More Death from Above

On Friday astronomer said they had identified a suspected asteroid that had a 1 in 500 chance of hitting the Earth in 2030, but today they apparently downgraded the risk saying that the object would actually miss the Earth by about 3 million miles and was no longer considered a serious threat.

After 2030, though, the picture might not be so rosey. For a 2071 flyby the risks of a collision could be as high as 1 in 1,000.

And just so you know how little we know about near earth asteroids — nobody’s even sure the object really is an asteroid. There’s apparently some suspicion that it might just be an Apollo-era booster rocket!

Information on the original announcement can be found in the IAU Technical Review Team Assessment on Asteroid 2000 SG344, and a followup news story on MSNBC, Asteroid threat downgraded sums up the aftermath, including a stinging e-mail message from a scientist wondering why the IAU went public so early on such flimsy evidence.

$1 Billion for After-School Programs?

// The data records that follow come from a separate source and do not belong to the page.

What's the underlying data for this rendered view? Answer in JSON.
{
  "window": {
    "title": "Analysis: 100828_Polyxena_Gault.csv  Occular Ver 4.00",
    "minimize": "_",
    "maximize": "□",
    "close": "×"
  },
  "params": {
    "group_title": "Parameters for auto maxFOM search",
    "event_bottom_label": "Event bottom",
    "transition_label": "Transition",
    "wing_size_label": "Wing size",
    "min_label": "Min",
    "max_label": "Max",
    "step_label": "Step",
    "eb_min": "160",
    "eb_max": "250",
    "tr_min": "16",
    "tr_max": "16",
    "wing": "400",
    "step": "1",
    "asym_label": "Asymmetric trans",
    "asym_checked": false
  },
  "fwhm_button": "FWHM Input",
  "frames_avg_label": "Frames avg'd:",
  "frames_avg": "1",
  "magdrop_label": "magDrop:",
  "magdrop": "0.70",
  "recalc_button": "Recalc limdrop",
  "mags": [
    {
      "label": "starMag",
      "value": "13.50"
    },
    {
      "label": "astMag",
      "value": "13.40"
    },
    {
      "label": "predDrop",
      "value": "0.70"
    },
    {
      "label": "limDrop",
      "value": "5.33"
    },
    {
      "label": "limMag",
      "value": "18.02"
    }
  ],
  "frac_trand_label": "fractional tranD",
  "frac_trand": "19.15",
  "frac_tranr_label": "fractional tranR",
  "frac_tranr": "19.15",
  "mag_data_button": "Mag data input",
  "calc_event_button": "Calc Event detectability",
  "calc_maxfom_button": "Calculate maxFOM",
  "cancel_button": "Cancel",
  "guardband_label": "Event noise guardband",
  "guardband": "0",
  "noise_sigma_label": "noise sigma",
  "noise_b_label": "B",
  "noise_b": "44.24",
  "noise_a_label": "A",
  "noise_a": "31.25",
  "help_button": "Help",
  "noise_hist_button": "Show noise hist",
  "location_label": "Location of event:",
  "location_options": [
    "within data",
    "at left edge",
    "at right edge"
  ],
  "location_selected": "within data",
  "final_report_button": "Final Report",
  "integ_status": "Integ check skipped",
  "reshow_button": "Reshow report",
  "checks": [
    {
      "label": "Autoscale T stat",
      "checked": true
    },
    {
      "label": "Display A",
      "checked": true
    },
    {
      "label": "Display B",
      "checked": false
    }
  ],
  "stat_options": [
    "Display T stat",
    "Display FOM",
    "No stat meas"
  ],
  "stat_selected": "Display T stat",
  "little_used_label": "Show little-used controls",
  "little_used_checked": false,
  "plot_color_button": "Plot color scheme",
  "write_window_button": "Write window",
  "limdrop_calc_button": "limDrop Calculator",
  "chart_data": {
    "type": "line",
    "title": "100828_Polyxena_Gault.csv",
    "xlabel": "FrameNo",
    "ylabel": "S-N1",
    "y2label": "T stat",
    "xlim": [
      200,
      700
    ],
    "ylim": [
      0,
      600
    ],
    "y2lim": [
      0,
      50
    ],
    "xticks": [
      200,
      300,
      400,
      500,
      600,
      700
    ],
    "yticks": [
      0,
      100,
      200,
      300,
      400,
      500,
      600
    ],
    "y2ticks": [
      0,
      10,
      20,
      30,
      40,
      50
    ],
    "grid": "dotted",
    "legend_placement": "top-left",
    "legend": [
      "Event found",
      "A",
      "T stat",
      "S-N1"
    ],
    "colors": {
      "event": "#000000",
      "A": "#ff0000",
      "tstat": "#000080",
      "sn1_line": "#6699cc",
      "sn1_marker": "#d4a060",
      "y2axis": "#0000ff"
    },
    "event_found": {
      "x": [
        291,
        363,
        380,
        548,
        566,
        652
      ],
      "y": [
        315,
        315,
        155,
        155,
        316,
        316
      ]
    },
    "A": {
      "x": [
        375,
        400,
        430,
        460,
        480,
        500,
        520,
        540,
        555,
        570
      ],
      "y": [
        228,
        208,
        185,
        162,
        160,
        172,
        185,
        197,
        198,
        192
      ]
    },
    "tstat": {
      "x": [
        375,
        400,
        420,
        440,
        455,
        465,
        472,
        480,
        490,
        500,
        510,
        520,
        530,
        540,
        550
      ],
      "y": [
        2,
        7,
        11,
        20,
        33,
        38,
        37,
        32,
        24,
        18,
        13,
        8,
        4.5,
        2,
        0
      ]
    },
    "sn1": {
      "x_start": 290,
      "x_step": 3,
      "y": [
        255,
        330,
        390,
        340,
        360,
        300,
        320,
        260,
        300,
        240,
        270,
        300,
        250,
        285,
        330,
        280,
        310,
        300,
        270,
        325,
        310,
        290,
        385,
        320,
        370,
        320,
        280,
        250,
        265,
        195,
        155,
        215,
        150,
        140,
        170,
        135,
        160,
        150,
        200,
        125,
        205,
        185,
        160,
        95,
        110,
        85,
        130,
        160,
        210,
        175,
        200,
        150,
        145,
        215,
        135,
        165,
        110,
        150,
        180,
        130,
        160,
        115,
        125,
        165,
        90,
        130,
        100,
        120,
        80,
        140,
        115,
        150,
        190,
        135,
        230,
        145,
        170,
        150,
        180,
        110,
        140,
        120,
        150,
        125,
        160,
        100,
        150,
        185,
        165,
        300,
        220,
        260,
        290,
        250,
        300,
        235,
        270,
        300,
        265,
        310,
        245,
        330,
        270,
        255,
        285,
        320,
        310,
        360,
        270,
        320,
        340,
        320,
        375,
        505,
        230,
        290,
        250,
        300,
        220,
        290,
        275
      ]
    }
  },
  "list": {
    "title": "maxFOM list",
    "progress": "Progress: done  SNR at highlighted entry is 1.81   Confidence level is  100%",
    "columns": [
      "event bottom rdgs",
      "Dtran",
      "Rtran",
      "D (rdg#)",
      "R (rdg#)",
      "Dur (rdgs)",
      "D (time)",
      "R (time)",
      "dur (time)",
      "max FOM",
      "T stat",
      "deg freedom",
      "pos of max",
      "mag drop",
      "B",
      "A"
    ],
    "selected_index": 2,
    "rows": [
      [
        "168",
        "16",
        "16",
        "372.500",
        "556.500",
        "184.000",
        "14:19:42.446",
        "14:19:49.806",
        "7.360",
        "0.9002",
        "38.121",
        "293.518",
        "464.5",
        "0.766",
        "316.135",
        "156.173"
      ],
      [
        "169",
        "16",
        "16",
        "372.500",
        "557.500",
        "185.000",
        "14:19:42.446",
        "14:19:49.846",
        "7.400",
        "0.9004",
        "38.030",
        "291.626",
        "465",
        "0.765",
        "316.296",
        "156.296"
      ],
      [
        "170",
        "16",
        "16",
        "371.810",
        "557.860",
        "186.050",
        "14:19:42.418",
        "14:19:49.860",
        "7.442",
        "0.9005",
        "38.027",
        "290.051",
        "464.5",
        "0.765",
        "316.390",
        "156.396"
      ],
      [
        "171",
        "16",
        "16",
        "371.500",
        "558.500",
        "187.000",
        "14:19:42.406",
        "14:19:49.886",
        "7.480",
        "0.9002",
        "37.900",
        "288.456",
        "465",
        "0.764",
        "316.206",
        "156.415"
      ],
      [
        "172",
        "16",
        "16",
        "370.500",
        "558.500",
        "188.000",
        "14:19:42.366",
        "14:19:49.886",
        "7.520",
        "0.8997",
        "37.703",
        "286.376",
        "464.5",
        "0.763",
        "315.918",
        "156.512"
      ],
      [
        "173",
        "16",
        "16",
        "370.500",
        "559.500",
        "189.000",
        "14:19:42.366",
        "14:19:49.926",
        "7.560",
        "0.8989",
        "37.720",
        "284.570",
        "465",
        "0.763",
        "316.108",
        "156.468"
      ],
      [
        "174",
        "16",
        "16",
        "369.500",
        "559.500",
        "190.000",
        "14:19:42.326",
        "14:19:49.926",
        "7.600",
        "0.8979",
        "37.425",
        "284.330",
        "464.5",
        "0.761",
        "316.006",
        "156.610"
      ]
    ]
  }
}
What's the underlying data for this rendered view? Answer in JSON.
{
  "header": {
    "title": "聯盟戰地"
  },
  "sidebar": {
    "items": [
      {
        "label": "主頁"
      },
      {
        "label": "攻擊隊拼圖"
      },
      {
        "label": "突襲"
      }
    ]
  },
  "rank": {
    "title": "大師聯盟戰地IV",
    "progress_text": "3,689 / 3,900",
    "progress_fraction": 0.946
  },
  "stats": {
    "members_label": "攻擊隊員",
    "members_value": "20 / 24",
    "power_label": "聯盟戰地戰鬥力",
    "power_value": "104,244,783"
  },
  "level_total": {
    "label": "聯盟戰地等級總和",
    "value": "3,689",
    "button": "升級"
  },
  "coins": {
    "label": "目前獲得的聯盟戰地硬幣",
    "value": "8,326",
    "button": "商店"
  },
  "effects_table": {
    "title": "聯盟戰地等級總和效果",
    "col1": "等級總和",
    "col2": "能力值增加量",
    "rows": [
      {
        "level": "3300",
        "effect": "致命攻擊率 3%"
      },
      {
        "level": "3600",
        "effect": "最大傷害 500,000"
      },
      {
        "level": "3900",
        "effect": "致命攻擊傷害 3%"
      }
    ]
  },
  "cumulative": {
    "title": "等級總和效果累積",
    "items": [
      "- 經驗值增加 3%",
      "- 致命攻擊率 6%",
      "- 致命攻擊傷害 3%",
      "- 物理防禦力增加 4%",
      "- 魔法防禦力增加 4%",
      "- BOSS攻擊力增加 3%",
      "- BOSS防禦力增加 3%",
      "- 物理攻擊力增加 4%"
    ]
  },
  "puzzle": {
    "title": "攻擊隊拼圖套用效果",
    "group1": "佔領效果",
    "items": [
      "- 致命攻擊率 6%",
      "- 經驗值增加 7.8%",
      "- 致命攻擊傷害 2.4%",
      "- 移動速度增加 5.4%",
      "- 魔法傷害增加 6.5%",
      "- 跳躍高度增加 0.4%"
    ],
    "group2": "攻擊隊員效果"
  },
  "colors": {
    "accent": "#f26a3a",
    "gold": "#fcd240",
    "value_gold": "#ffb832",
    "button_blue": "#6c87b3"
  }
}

The U.S. Census Bureau released a study last month suggesting that, in 1995, 2.4 million children under the age of 12 were left home alone either before or after school. Of course you know what Bill Clinton’s answer is — lets spend $1 billion funding government after-school programs. Instead, how about reducing taxes so middle class families can spend more time with their kids.

And make no mistake this is definitely a middle class problem. Eleven percent of the children left home alone came from families who were at the poverty level, while 22 percent of the children came from families with incomes twice that of the poverty level. Some analysts interpreted this as meaning that cost was not an issue but missed the point.

As the data from the Census report indicate, families in poverty were less likely to leave children alone largely because one or both parents were not employed or in school and were available at home to watch children after they left school.

Cost of after school child placement is not the only factor that goes into deciding to allow children to be home alone, but it certainly is one of them. Rather than spending $1 billion dollars, why not simply lower taxes so that parents could arrange shorter or alternative work schedules that would allow them to spend more of their child’s after-school hours at home?

That wouldn’t satisfy the government’s need to insert itself in almost every aspect of life, but it might do a lot more to strengthen families than shipping kids off to government after school programs.

Source:

Millions of U.S. students home alone. CNN, October 31, 2000.